→ **EXERCISE DESCRIPTION**
Working from the listing below, pick each line containing the word "this" and copy it.
======== MATERIAL SUPPLIED
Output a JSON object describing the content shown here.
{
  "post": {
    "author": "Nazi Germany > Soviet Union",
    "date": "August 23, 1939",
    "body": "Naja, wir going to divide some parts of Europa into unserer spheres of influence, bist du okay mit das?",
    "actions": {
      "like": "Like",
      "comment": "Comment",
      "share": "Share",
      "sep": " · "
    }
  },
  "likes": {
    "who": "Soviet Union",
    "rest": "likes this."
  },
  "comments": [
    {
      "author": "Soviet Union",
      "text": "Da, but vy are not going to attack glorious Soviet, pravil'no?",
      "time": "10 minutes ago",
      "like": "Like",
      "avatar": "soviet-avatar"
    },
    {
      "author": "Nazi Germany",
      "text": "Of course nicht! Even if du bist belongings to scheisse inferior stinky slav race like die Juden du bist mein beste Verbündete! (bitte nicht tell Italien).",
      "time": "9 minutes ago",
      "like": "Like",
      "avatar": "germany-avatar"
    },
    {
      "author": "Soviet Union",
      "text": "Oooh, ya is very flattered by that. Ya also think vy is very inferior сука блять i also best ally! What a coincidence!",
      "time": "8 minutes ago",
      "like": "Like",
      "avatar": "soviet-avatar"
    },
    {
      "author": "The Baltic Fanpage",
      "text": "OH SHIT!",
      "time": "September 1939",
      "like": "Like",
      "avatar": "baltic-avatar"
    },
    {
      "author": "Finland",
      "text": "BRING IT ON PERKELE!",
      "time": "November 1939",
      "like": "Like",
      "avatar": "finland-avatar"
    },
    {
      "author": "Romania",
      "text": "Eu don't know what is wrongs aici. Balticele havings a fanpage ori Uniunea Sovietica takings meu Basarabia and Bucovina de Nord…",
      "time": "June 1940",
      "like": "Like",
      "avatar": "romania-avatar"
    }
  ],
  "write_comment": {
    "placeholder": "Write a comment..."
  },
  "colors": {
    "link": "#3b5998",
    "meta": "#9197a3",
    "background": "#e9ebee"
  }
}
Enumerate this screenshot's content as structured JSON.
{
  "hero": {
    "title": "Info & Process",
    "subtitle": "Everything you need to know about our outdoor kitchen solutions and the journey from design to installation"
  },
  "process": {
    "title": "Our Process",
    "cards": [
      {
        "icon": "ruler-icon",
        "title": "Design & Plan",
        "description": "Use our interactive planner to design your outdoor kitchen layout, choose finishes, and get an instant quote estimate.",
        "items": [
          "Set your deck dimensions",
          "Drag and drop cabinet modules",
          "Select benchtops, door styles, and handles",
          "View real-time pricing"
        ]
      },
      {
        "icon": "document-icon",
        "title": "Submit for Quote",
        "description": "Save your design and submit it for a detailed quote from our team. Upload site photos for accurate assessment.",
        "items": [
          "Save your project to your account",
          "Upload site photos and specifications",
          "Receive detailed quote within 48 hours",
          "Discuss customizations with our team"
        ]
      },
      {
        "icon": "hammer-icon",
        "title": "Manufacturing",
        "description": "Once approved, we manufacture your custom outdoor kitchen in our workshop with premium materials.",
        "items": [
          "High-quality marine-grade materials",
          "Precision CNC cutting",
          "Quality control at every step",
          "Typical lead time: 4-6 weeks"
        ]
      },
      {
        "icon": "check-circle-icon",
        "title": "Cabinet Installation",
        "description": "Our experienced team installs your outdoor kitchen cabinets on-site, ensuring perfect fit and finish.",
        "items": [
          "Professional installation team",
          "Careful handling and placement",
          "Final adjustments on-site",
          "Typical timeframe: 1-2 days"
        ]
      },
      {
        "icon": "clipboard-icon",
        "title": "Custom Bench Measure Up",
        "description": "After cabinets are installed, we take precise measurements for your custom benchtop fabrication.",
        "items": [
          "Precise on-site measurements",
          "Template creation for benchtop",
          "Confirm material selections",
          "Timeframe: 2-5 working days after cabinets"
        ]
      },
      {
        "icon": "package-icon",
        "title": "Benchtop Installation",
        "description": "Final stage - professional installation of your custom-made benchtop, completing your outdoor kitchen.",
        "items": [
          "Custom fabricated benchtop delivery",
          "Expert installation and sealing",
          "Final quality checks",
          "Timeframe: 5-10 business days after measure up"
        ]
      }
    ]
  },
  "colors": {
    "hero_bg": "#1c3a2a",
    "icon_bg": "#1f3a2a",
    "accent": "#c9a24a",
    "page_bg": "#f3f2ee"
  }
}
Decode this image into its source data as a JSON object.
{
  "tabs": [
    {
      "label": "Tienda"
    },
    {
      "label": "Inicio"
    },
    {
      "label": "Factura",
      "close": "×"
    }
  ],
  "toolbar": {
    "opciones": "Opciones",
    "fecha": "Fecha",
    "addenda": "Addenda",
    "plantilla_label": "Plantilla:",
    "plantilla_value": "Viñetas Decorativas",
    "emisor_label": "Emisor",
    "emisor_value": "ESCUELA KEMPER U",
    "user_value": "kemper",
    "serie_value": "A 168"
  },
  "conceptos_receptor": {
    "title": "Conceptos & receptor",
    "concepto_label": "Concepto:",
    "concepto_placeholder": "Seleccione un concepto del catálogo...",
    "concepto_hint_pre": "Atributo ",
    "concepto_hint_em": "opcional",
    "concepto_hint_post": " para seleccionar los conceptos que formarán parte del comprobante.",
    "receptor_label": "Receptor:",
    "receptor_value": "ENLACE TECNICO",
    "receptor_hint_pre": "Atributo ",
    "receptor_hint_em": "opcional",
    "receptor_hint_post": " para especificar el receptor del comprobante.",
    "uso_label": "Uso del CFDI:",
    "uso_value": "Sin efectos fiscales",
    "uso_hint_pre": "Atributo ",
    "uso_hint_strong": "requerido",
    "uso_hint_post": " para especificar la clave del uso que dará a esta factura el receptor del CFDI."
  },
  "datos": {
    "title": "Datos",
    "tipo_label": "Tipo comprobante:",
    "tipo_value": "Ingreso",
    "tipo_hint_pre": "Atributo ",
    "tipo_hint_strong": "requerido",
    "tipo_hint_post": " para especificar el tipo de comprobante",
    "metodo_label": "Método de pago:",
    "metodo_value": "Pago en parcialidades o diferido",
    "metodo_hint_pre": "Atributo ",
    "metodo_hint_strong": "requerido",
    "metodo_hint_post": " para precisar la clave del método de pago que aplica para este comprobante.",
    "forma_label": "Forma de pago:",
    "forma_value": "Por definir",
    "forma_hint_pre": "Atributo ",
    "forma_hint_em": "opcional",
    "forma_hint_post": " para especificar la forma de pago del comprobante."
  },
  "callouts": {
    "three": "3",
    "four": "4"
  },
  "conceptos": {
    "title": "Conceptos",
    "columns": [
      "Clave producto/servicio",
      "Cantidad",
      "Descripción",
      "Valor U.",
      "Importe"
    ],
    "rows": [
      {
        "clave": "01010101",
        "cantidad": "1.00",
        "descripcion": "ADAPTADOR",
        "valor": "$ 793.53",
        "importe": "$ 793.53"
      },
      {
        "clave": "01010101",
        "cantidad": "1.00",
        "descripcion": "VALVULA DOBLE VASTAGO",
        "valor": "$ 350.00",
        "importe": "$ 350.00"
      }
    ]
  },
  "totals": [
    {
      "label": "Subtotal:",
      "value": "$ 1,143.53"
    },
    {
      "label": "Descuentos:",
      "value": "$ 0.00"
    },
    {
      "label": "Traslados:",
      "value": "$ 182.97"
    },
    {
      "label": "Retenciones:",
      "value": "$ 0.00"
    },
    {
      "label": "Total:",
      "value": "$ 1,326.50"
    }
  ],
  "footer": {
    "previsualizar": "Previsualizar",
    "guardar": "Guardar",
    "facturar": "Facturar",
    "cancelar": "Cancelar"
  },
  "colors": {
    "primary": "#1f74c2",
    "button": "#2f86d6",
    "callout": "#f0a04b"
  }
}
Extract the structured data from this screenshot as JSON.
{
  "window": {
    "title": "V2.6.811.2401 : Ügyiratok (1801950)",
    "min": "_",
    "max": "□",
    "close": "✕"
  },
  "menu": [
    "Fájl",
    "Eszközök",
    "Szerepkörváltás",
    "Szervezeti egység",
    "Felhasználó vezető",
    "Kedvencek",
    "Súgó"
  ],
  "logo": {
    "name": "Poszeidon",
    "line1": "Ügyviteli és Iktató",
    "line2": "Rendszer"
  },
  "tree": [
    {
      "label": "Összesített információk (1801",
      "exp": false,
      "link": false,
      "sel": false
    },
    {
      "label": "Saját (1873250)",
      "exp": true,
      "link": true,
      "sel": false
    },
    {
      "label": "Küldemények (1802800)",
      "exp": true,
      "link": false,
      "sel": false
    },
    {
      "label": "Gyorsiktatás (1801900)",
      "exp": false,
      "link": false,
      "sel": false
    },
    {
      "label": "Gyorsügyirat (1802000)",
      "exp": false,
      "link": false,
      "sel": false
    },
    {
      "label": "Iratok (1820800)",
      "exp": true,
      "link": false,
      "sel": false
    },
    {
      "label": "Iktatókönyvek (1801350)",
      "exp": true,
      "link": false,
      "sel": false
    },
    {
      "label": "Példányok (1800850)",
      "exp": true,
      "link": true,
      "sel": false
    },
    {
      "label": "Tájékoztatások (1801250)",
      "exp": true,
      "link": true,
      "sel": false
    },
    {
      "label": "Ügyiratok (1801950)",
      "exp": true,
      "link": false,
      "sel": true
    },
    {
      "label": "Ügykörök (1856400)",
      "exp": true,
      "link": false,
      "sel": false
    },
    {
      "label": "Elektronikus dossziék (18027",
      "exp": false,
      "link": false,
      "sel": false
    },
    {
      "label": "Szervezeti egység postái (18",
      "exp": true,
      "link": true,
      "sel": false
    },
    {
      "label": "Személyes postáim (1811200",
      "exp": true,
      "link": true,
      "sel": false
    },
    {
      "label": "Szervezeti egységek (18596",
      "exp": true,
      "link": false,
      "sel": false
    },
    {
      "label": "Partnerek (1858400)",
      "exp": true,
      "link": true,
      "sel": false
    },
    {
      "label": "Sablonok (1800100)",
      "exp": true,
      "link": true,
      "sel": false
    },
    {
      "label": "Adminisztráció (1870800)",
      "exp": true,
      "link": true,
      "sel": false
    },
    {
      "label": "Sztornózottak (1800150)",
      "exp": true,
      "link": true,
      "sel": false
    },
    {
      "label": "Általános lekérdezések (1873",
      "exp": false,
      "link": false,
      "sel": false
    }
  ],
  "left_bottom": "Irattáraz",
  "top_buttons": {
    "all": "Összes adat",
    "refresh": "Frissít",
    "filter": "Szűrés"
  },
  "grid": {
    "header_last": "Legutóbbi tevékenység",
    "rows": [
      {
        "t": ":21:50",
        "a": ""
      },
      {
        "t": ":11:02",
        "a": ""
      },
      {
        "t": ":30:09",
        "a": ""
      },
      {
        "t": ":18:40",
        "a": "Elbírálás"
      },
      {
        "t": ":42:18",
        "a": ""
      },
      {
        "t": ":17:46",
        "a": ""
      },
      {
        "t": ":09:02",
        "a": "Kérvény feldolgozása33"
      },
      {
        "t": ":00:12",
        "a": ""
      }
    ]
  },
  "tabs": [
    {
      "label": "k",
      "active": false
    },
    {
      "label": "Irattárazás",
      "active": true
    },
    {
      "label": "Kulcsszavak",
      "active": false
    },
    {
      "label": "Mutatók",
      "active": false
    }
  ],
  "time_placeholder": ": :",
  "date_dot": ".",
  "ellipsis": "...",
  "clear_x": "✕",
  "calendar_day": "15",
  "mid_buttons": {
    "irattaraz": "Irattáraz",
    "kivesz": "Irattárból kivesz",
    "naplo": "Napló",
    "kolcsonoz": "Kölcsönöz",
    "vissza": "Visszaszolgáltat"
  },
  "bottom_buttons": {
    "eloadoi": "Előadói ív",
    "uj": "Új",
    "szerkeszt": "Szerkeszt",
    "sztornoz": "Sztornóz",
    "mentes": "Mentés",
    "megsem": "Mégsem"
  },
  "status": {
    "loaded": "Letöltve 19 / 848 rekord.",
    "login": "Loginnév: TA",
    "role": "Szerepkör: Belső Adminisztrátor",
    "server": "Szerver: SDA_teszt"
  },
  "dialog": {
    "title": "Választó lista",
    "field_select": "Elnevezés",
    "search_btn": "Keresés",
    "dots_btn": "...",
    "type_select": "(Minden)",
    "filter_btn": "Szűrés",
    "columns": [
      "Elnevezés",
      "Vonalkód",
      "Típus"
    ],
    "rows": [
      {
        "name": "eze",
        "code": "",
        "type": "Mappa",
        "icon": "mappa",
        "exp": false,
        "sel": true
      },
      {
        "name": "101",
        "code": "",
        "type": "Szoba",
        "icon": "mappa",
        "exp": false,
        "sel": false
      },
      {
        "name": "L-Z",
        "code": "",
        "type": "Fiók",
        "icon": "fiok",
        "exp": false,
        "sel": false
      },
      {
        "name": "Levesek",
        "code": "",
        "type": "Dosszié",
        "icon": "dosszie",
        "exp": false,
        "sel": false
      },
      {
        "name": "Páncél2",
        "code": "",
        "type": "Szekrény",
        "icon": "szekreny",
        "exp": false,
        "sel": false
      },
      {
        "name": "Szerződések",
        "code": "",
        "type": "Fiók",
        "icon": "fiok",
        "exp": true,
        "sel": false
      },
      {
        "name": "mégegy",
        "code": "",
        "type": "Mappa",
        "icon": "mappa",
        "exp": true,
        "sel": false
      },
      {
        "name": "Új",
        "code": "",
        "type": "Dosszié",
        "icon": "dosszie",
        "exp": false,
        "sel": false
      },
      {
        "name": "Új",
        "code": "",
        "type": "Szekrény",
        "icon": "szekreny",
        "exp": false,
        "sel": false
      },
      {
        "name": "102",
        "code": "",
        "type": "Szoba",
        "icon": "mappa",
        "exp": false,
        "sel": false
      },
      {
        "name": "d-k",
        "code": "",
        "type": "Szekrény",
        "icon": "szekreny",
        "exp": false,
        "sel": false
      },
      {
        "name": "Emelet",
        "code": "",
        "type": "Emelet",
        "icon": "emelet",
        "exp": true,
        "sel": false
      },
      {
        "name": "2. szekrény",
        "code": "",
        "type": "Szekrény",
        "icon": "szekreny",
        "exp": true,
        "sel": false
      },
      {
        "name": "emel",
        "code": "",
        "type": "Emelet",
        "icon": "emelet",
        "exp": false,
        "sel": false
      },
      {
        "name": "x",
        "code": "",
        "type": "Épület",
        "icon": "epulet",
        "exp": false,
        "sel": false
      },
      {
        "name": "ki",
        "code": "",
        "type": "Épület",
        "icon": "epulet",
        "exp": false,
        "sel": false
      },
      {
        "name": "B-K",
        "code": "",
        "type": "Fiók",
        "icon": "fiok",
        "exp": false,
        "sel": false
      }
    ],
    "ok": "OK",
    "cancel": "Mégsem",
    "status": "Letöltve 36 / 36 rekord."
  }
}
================
→ **RESPONSE BELOW**
    "rest": "likes this."
Enumerate this screenshot's content as structured JSON.
Decode this image into its source data as a JSON object.
Extract the structured data from this screenshot as JSON.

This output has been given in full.